(Task material begins)

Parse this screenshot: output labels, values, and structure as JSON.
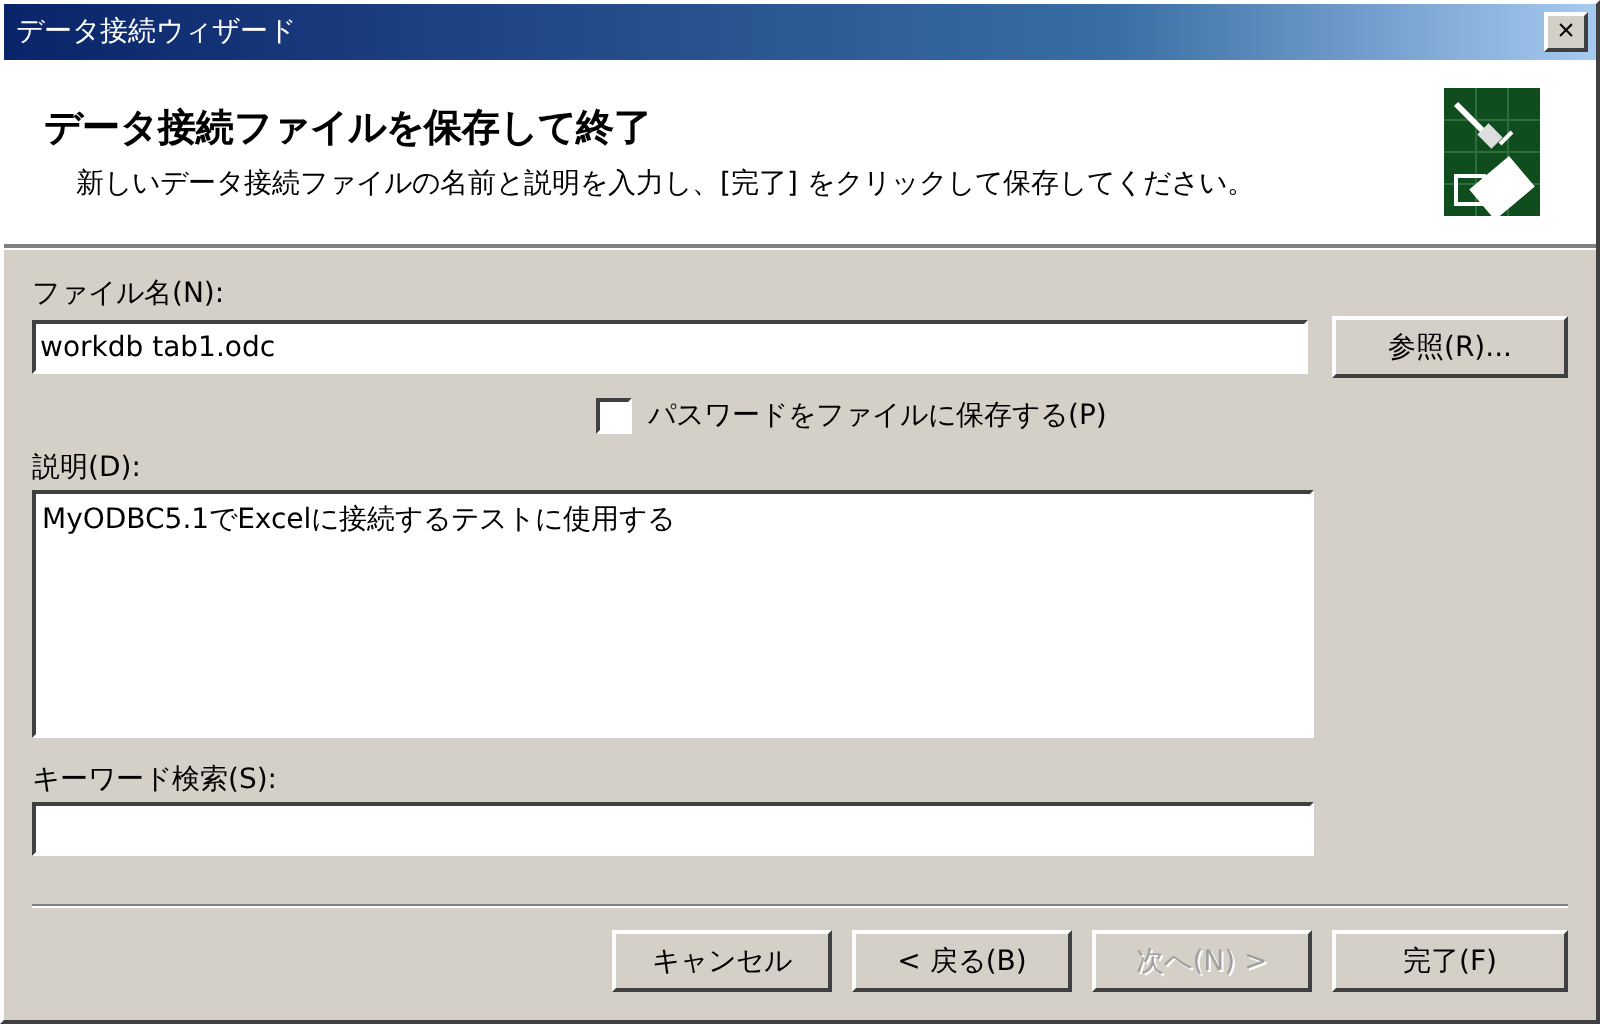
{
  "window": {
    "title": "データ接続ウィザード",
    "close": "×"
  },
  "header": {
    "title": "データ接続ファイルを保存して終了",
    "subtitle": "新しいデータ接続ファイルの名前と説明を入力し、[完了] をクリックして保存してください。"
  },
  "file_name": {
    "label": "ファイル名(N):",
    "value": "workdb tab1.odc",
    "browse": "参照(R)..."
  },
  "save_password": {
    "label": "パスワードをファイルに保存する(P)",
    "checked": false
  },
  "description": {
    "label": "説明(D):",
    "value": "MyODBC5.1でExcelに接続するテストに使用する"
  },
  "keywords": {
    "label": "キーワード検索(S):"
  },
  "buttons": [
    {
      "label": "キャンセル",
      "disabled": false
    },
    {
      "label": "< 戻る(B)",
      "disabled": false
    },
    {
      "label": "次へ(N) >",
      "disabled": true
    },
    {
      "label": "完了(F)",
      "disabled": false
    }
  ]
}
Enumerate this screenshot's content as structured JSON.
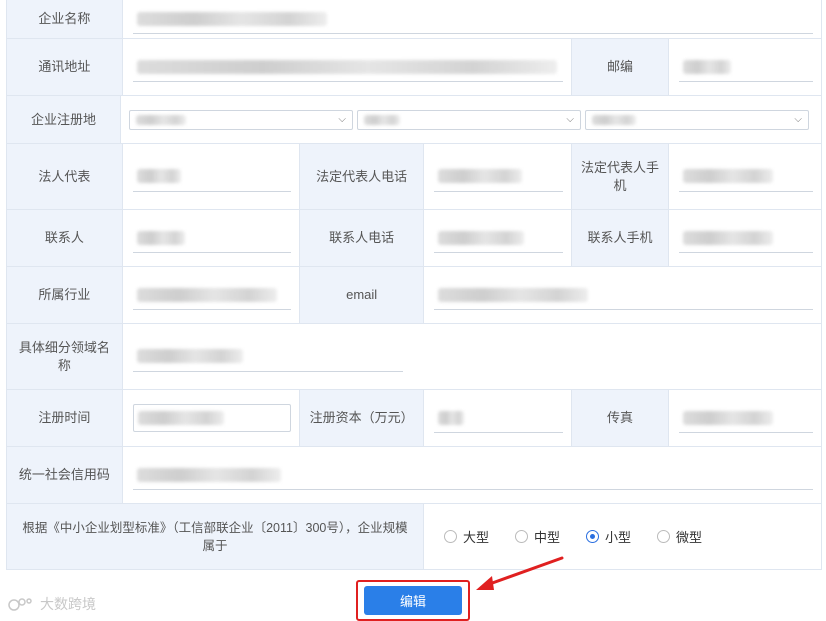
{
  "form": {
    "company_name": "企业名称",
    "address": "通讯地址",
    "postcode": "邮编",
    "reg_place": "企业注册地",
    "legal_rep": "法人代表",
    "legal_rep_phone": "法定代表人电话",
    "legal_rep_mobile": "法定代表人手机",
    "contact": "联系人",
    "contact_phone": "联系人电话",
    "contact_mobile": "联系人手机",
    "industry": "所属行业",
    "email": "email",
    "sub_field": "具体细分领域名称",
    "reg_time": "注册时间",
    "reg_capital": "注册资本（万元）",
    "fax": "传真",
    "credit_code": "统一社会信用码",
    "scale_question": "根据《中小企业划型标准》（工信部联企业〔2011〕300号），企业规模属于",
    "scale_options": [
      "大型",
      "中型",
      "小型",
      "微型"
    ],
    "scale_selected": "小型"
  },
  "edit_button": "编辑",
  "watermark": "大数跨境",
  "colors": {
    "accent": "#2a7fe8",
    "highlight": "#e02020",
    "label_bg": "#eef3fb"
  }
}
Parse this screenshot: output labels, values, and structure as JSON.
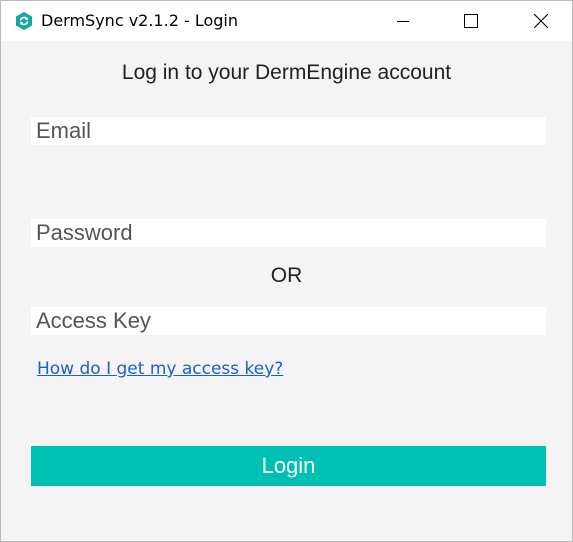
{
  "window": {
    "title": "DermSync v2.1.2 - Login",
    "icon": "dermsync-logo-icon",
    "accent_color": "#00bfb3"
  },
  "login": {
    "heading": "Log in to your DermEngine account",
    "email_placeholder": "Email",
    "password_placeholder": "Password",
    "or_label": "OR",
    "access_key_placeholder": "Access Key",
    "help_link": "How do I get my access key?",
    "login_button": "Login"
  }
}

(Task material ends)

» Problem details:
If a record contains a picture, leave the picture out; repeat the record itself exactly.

» Reply:
Parse this screenshot: output labels, values, and structure as JSON.
{
  "window": {
    "title": "データ接続ウィザード",
    "close": "×"
  },
  "header": {
    "title": "データ接続ファイルを保存して終了",
    "subtitle": "新しいデータ接続ファイルの名前と説明を入力し、[完了] をクリックして保存してください。"
  },
  "file_name": {
    "label": "ファイル名(N):",
    "value": "workdb tab1.odc",
    "browse": "参照(R)..."
  },
  "save_password": {
    "label": "パスワードをファイルに保存する(P)",
    "checked": false
  },
  "description": {
    "label": "説明(D):",
    "value": "MyODBC5.1でExcelに接続するテストに使用する"
  },
  "keywords": {
    "label": "キーワード検索(S):"
  },
  "buttons": [
    {
      "label": "キャンセル",
      "disabled": false
    },
    {
      "label": "< 戻る(B)",
      "disabled": false
    },
    {
      "label": "次へ(N) >",
      "disabled": true
    },
    {
      "label": "完了(F)",
      "disabled": false
    }
  ]
}
Enumerate this screenshot's content as structured JSON.
{
  "form": {
    "company_name": "企业名称",
    "address": "通讯地址",
    "postcode": "邮编",
    "reg_place": "企业注册地",
    "legal_rep": "法人代表",
    "legal_rep_phone": "法定代表人电话",
    "legal_rep_mobile": "法定代表人手机",
    "contact": "联系人",
    "contact_phone": "联系人电话",
    "contact_mobile": "联系人手机",
    "industry": "所属行业",
    "email": "email",
    "sub_field": "具体细分领域名称",
    "reg_time": "注册时间",
    "reg_capital": "注册资本（万元）",
    "fax": "传真",
    "credit_code": "统一社会信用码",
    "scale_question": "根据《中小企业划型标准》（工信部联企业〔2011〕300号），企业规模属于",
    "scale_options": [
      "大型",
      "中型",
      "小型",
      "微型"
    ],
    "scale_selected": "小型"
  },
  "edit_button": "编辑",
  "watermark": "大数跨境",
  "colors": {
    "accent": "#2a7fe8",
    "highlight": "#e02020",
    "label_bg": "#eef3fb"
  }
}
Parse this screenshot: output labels, values, and structure as JSON.
{
  "window": {
    "title": "DermSync v2.1.2 - Login",
    "icon": "dermsync-logo-icon",
    "accent_color": "#00bfb3"
  },
  "login": {
    "heading": "Log in to your DermEngine account",
    "email_placeholder": "Email",
    "password_placeholder": "Password",
    "or_label": "OR",
    "access_key_placeholder": "Access Key",
    "help_link": "How do I get my access key?",
    "login_button": "Login"
  }
}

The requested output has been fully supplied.